JUBA – A member of South Sudan’s Transitional Council of State has admitted that the world’s youngest country which has been in a bloody civil war for seven years is really corrupt as international community always put it on top of most corrupt countries.
This comes after the National Audit Chamber said in a report released last week that some government institutions including the office of the president were allocated millions of dollars for unknown reasons.
The report says the money illegally allocated to those institutions and individuals are parts of 2% and 3% meant for oil-producing communities in Unity state, Ruweng Administrative Area and Upper Nile state.
The auditor general later said the ministry of finance and other financial institutions were no providing financial documents making it difficult for the National Audit Chamber to do its work.
Speaking last Wednesday, Nelson Lomatta, a member of the Transitional Council of State, decried the level of corruption in the world’s youngest country as strange and said the international community are right putting
“If only 5% is played within their hands here and there, suppose the 95% of our revenue is audited, I think some of us will become mad because the way money is being used in this country is very strange,” he said according to the Juba-based Eye Radio.
“International communities put South Sudan on top of the most corrupt countries.
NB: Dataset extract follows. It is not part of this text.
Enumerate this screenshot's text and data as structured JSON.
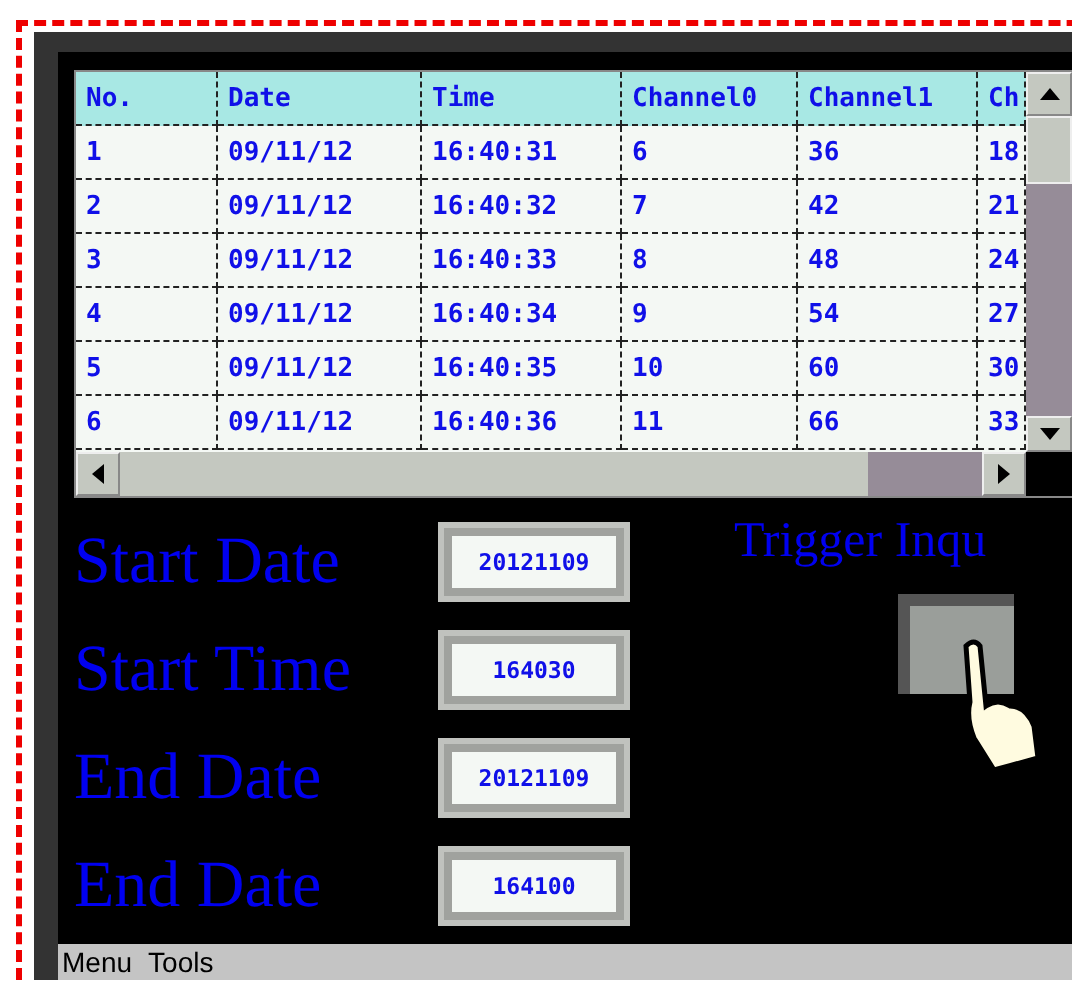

This audit report explains that we are really corrupt, it is very unfortunate,” he added.
Joseph Aban Deng, another member of the Council of State who also studied the report urged for identification and investigation of the authorities for the corruption which he said has been ongoing for a decade.
“We should identify the authorities who will have to look, investigate, and if possible, incriminate these people who did not deserve to get this money since 2011 up to now,” Aban said.
The report had recommended that the “Council of States to prefer legal ways to enforce the recovery of illegal payments and expropriations.”